This is recommended equipment for all NATO participants.
A cook stove it recommended for NATO attendees at East Wind. In times of inclement weather, the ability to make a hot drink or really heat your food up completely is a real morale booster. Get with the guys in your Squad or Fire Team and see to it that at least one of you has a cooker, you'll be glad that you did.
Selecting a stove for East Wind
You want a decent mix of period correct along with practical usability. Good news is that is not too difficult to pull off since most camp stoves are made very well and last quite a long time when not abused. Here are a few common stoves with some notes on them to help you make a good choice:
- Coleman 2 burner stove. These were the issue stoves in the Canadian forces during our time frame. Being "correct" obviously has some weight however it is well worth pointing out that although the 2 burner Coleman is a lovely stove it really doesn't bring much to the table at East Wind. Being bulky and large, it is unlikely to get out forward on a foot patrol and at camp, there is no lack of hot things to cook off of meaning that, more likely than not, the Coleman would sit idle the entire time.

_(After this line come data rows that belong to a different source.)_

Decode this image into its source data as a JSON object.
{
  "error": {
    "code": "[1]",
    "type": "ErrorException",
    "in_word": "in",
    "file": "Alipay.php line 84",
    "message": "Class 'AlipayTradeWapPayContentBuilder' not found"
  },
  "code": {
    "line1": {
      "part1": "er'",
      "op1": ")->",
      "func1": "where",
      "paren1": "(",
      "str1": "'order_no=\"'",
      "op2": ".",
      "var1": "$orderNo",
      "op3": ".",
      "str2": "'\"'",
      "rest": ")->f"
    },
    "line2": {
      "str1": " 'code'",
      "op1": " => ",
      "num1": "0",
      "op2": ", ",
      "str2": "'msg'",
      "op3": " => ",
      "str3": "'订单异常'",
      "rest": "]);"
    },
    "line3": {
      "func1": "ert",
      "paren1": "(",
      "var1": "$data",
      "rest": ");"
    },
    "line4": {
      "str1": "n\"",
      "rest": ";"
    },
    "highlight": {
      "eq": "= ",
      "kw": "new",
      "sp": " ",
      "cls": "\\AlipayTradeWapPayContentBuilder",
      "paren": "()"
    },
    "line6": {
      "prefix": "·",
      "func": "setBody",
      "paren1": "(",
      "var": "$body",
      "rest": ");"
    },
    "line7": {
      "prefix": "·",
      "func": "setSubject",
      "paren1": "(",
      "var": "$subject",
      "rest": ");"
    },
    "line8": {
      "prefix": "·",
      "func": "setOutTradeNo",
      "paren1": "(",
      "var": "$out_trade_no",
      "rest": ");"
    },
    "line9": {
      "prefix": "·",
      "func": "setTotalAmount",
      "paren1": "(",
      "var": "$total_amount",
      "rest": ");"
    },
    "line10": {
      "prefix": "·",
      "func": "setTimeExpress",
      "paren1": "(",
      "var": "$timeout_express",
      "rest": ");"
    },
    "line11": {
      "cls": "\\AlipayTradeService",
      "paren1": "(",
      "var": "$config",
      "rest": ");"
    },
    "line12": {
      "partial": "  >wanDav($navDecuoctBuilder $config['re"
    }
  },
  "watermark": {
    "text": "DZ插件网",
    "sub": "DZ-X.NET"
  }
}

- U.S. Army M1950 single burner "tanker stove". These seen like the obvious choice since they are period correct, in service with the Americans at the time, and fairly affordable. They are however, fairly finicky stoves that have a few serious shortcomings. The rubber seals and gaskets tend to dry out which of course will be an issue on most older stoves but unlike other older stoves, on the M1950 when the seal on the one way valve for the air pump fails it fills the pump body with fuel that then sprays on you when you go to pump the stove up a bit more to steady out the burner when it is in operation. Clearly, that is a major safety issue. If you choose to use an M1950, take it apart and examine all the seals as well as the one way valve carefully to insure safe and effective operation. Additionally, since the M1950 is a somewhat fiddly and odd stove to operate, be certain to gain familiarity with it's operation prior to attending East Wind with it since you don't want to learn how to use this one on the fly. While the M1950 was designed for use with unleaded gasoline, it will operate just as well on white gas (Coleman Fuel) which is far easier on the stove since it lacks ethanol.
- Camping Gaz Bluet 206. This was probably the most common camp stove in Europe in the East Wind time frame. It is a very simple little butane powered stove that used single use pierced cartridges somewhat similar to how freon is sold. These are not as common as they once were, nor is the fuel as easy to find as it once was but they are quite light, extremely easy to use and dirt cheap to buy. Not being able to scrounge fuel locally can be a slight issue but it's easily mitigated by simply bringing a spare can or two with you. Gaz made several other stoves similar to the 206 using a variety of other cartridges as well, so pay attention to what you buy and make sure you get the right fuel for it.
- Coleman single burner stoves. Coleman has made a great variety of single burner gasoline or Coleman fuel burning stoves over the years. In our time frame the Feather 442 was probably the most prevalent stove in use. They are easier to use than most other gasoline/white gas powered stoves and parts are readily available however, they are somewhat more complex and prone to breakage from rough handling if you are not careful.
- Enders camp stoves. The West German company Enders made several camp models of camp stoves at the time including the pictured 9060D Military model that was issued to West German troops. While a wonderful stove to use, they are mostly all broken now and have proven difficult to repair and keep in operation. Additionally, they are much sought after by stove collectors and can be fairly pricey.
- MSR Whisperlite. Mountain Safety Research was fairly new on the scene during our time frame but were wildly popular none the less. The compact, low slung design worked well for tactical use since the stove itself could be dug in slightly and light emission could be controlled. Powerful enough to heat up enough water for an entire squad in short order, the Whisperlite found itself to be a popular stove in the field. MSR made many versions of the Whisperlite as well as many other similar models but few achieved the overall popularity of the classic Whisperlite. Again, like with other multi-fuel stoves, the Whisperlite will last a good deal longer if run on white gas rather than gasoline.
- Svea 123R. The Svea was getting a little long in the tooth by our time frame but had many die hard fans who would consider nothing else in the field. A very basic stove with minimal parts, the 123R set the standard for reliability. It takes a bit of getting used to operating since it needs to be primed to get it started and it's roarer style burner makes a great deal more noise than comparable stoves. Several very similar stoves were sold by Primus and Optimus including the nearly equally popular and still manufactured Optimus 8R "Hiker" stove.
Trangia burner. The tiny and very simple Trangia burner was a popular stove at the time that still has a lot going for it. Consisting of little more than a can, a wick, a cap with some holes and a lid to snuff it with, the Trangia was simplicity itself. Fill it with denatured alcohol, light it, and cook your food. They are a particularly useful stove in a tactical environment since they make no noise and the blue flame gives of little if any light as long as you keep it out of the wind. Trangia still makes these and you will also find similar stoves on the surplus market made by Svea. Make sure that you use denatured alcohol to fuel these, other types of alcohol give poor results.